It’s going to be tough for apartment operators to maintain occupancies in a slowing economy, although property fundamentals should hold up in 2024 among a few challenges, according to a new report from Yardi Matrix.
Among the challenges are the wave of deliveries, limiting expense growth, rising mortgage rates, and dealing with more expensive and less liquid capital markets.
“We are no longer in a rising-tide lifts-all-boats market,” Yardi Matrix said.
“The traditional property acquisition pipeline will likely remain stalled through most of the year, so near-term opportunities will be concentrated in debt investments and providing capital for property restructurings.”
One big and growing issue will be maturity defaults as loans come due and properties qualify for proceeds that are less than the existing mortgages, according to the report.
On the other hand, the challenges are not insurmountable for owners with a long-term perspective, but they will take skill and expertise to navigate, according to the report.
The higher-for-longer interest rate scenario will bring a market reset with higher acquisition yields, higher financing costs, and lower leverage and values.

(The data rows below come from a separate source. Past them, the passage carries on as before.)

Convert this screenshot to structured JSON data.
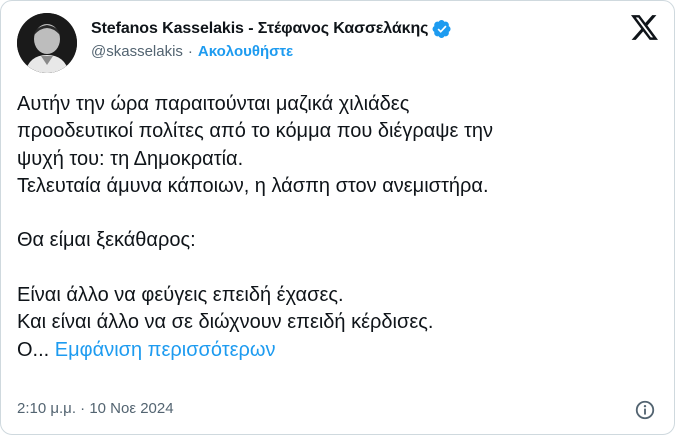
{
  "author": {
    "display_name": "Stefanos Kasselakis - Στέφανος Κασσελάκης",
    "handle": "@skasselakis",
    "separator": "·",
    "follow_label": "Ακολουθήστε",
    "verified": true
  },
  "platform_logo": "x-logo",
  "post": {
    "lines": [
      "Αυτήν την ώρα παραιτούνται μαζικά χιλιάδες",
      "προοδευτικοί πολίτες από το κόμμα που διέγραψε την",
      "ψυχή του: τη Δημοκρατία.",
      "Τελευταία άμυνα κάποιων, η λάσπη στον ανεμιστήρα.",
      "",
      "Θα είμαι ξεκάθαρος:",
      "",
      "Είναι άλλο να φεύγεις επειδή έχασες.",
      "Και είναι άλλο να σε διώχνουν επειδή κέρδισες."
    ],
    "truncated_text": "Ο...",
    "show_more_label": "Εμφάνιση περισσότερων"
  },
  "meta": {
    "time": "2:10 μ.μ.",
    "separator": "·",
    "date": "10 Νοε 2024"
  },
  "icons": {
    "verified": "verified-badge-icon",
    "info": "info-icon"
  },
  "colors": {
    "accent": "#1d9bf0",
    "text": "#0f1419",
    "secondary": "#536471"
  }
}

“We expect rent growth will be positive in 2024 but diminished by slowing absorption, supply growth, and declining affordability after extraordinary gains in 2021-22,” Yardi Matrix said.
It said rent growth will be found in the Midwest, Northeast, and smaller Southern and Mountain areas where demand remains consistent, and deliveries are subdued.

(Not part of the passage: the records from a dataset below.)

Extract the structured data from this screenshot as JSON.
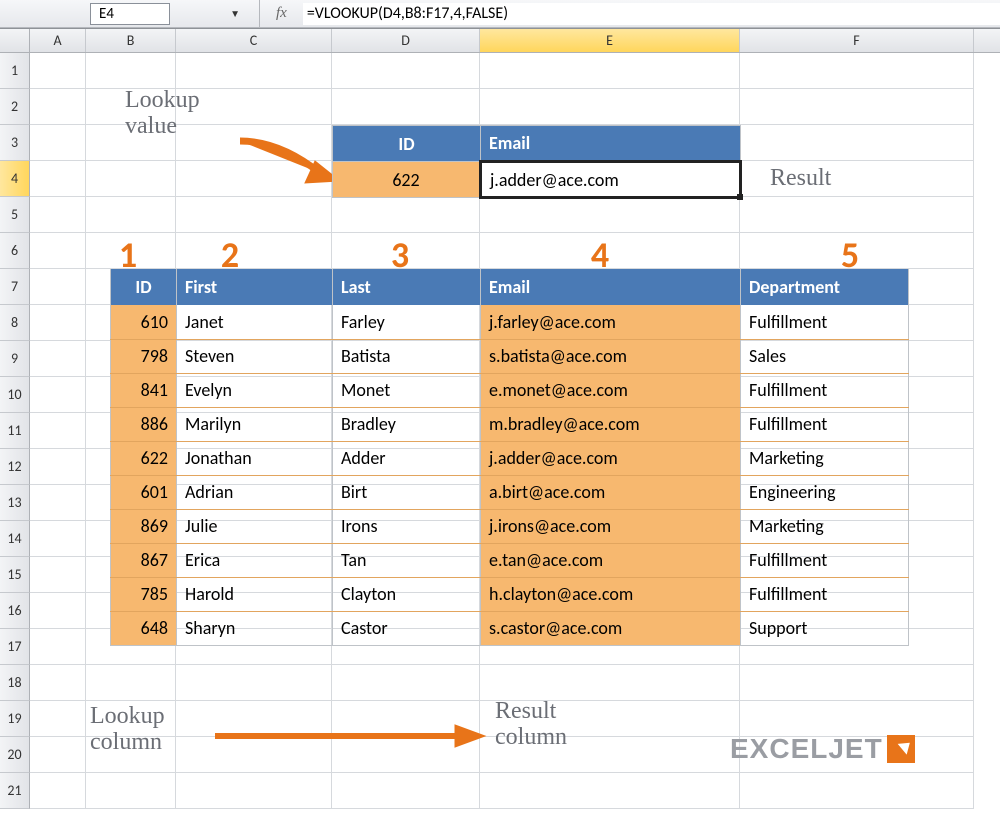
{
  "name_box": "E4",
  "formula": "=VLOOKUP(D4,B8:F17,4,FALSE)",
  "fx_label": "fx",
  "columns": [
    "A",
    "B",
    "C",
    "D",
    "E",
    "F"
  ],
  "active_column": "E",
  "rows": [
    "1",
    "2",
    "3",
    "4",
    "5",
    "6",
    "7",
    "8",
    "9",
    "10",
    "11",
    "12",
    "13",
    "14",
    "15",
    "16",
    "17",
    "18",
    "19",
    "20",
    "21"
  ],
  "active_row": "4",
  "annotations": {
    "lookup_value": "Lookup\nvalue",
    "result": "Result",
    "lookup_column": "Lookup\ncolumn",
    "result_column": "Result\ncolumn"
  },
  "column_numbers": [
    "1",
    "2",
    "3",
    "4",
    "5"
  ],
  "lookup_box": {
    "headers": {
      "id": "ID",
      "email": "Email"
    },
    "id": "622",
    "email": "j.adder@ace.com"
  },
  "data_table": {
    "headers": {
      "id": "ID",
      "first": "First",
      "last": "Last",
      "email": "Email",
      "dept": "Department"
    },
    "rows": [
      {
        "id": "610",
        "first": "Janet",
        "last": "Farley",
        "email": "j.farley@ace.com",
        "dept": "Fulfillment"
      },
      {
        "id": "798",
        "first": "Steven",
        "last": "Batista",
        "email": "s.batista@ace.com",
        "dept": "Sales"
      },
      {
        "id": "841",
        "first": "Evelyn",
        "last": "Monet",
        "email": "e.monet@ace.com",
        "dept": "Fulfillment"
      },
      {
        "id": "886",
        "first": "Marilyn",
        "last": "Bradley",
        "email": "m.bradley@ace.com",
        "dept": "Fulfillment"
      },
      {
        "id": "622",
        "first": "Jonathan",
        "last": "Adder",
        "email": "j.adder@ace.com",
        "dept": "Marketing"
      },
      {
        "id": "601",
        "first": "Adrian",
        "last": "Birt",
        "email": "a.birt@ace.com",
        "dept": "Engineering"
      },
      {
        "id": "869",
        "first": "Julie",
        "last": "Irons",
        "email": "j.irons@ace.com",
        "dept": "Marketing"
      },
      {
        "id": "867",
        "first": "Erica",
        "last": "Tan",
        "email": "e.tan@ace.com",
        "dept": "Fulfillment"
      },
      {
        "id": "785",
        "first": "Harold",
        "last": "Clayton",
        "email": "h.clayton@ace.com",
        "dept": "Fulfillment"
      },
      {
        "id": "648",
        "first": "Sharyn",
        "last": "Castor",
        "email": "s.castor@ace.com",
        "dept": "Support"
      }
    ]
  },
  "logo_text": "EXCELJET"
}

Strong demand and weak supply growth in markets like New York and Chicago should lead to strong recoveries while the Sun Belt and West markets will see a temporary pause in rent increases. The long-term prospects there remain bullish, however.
The rise in construction financing is putting a lid on new starts and 2024 is expected to be a peak year for deliveries.
Insurance labor, materials, and maintenance will continue to take a bite out of budgets.
Yardi Matrix believes that activity is likely to remain weak in 2024 “but could rebound later in the year if rate hikes have ended.”
It’s not just that property values are down, but that buyers and sellers can’t agree on how much.
Meanwhile, lenders will continue to be cautious, and borrowers are reluctant to lock in loans at high rates, according to the report.